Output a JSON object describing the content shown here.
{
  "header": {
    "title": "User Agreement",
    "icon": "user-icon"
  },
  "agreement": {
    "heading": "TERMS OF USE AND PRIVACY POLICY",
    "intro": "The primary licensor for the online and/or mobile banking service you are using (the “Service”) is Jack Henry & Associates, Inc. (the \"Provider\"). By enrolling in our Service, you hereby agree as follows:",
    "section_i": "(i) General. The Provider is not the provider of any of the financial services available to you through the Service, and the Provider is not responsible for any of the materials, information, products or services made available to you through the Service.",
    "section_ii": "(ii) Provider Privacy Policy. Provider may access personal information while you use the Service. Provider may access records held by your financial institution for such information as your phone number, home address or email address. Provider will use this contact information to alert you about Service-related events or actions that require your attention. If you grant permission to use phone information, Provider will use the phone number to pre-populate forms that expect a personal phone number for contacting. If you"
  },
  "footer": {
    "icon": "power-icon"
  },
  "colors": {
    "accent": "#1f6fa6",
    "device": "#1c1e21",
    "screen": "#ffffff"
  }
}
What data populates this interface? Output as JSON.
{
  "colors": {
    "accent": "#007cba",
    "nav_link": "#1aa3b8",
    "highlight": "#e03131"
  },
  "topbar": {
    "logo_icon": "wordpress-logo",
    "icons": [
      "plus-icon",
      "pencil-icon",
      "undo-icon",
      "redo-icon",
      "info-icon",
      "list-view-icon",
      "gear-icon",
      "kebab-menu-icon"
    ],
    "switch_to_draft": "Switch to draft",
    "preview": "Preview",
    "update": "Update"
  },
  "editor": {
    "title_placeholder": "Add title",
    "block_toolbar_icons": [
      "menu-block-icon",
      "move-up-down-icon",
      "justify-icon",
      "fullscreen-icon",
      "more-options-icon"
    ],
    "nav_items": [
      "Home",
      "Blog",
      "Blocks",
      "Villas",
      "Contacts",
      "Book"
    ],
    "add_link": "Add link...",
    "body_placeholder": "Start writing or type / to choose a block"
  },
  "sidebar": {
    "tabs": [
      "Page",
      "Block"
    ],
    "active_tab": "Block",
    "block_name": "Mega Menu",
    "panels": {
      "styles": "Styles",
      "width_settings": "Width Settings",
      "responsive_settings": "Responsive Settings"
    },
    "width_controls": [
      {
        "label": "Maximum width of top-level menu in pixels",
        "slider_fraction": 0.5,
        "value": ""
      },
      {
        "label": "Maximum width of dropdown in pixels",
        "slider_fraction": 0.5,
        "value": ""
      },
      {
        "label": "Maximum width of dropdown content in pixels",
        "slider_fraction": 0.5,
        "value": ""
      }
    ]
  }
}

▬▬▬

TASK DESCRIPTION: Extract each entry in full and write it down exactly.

TASK OUTPUT:
Output a JSON object describing the content shown here.
{
  "header": {
    "title": "User Agreement",
    "icon": "user-icon"
  },
  "agreement": {
    "heading": "TERMS OF USE AND PRIVACY POLICY",
    "intro": "The primary licensor for the online and/or mobile banking service you are using (the “Service”) is Jack Henry & Associates, Inc. (the \"Provider\"). By enrolling in our Service, you hereby agree as follows:",
    "section_i": "(i) General. The Provider is not the provider of any of the financial services available to you through the Service, and the Provider is not responsible for any of the materials, information, products or services made available to you through the Service.",
    "section_ii": "(ii) Provider Privacy Policy. Provider may access personal information while you use the Service. Provider may access records held by your financial institution for such information as your phone number, home address or email address. Provider will use this contact information to alert you about Service-related events or actions that require your attention. If you grant permission to use phone information, Provider will use the phone number to pre-populate forms that expect a personal phone number for contacting. If you"
  },
  "footer": {
    "icon": "power-icon"
  },
  "colors": {
    "accent": "#1f6fa6",
    "device": "#1c1e21",
    "screen": "#ffffff"
  }
}
What data populates this interface? Output as JSON.
{
  "colors": {
    "accent": "#007cba",
    "nav_link": "#1aa3b8",
    "highlight": "#e03131"
  },
  "topbar": {
    "logo_icon": "wordpress-logo",
    "icons": [
      "plus-icon",
      "pencil-icon",
      "undo-icon",
      "redo-icon",
      "info-icon",
      "list-view-icon",
      "gear-icon",
      "kebab-menu-icon"
    ],
    "switch_to_draft": "Switch to draft",
    "preview": "Preview",
    "update": "Update"
  },
  "editor": {
    "title_placeholder": "Add title",
    "block_toolbar_icons": [
      "menu-block-icon",
      "move-up-down-icon",
      "justify-icon",
      "fullscreen-icon",
      "more-options-icon"
    ],
    "nav_items": [
      "Home",
      "Blog",
      "Blocks",
      "Villas",
      "Contacts",
      "Book"
    ],
    "add_link": "Add link...",
    "body_placeholder": "Start writing or type / to choose a block"
  },
  "sidebar": {
    "tabs": [
      "Page",
      "Block"
    ],
    "active_tab": "Block",
    "block_name": "Mega Menu",
    "panels": {
      "styles": "Styles",
      "width_settings": "Width Settings",
      "responsive_settings": "Responsive Settings"
    },
    "width_controls": [
      {
        "label": "Maximum width of top-level menu in pixels",
        "slider_fraction": 0.5,
        "value": ""
      },
      {
        "label": "Maximum width of dropdown in pixels",
        "slider_fraction": 0.5,
        "value": ""
      },
      {
        "label": "Maximum width of dropdown content in pixels",
        "slider_fraction": 0.5,
        "value": ""
      }
    ]
  }
}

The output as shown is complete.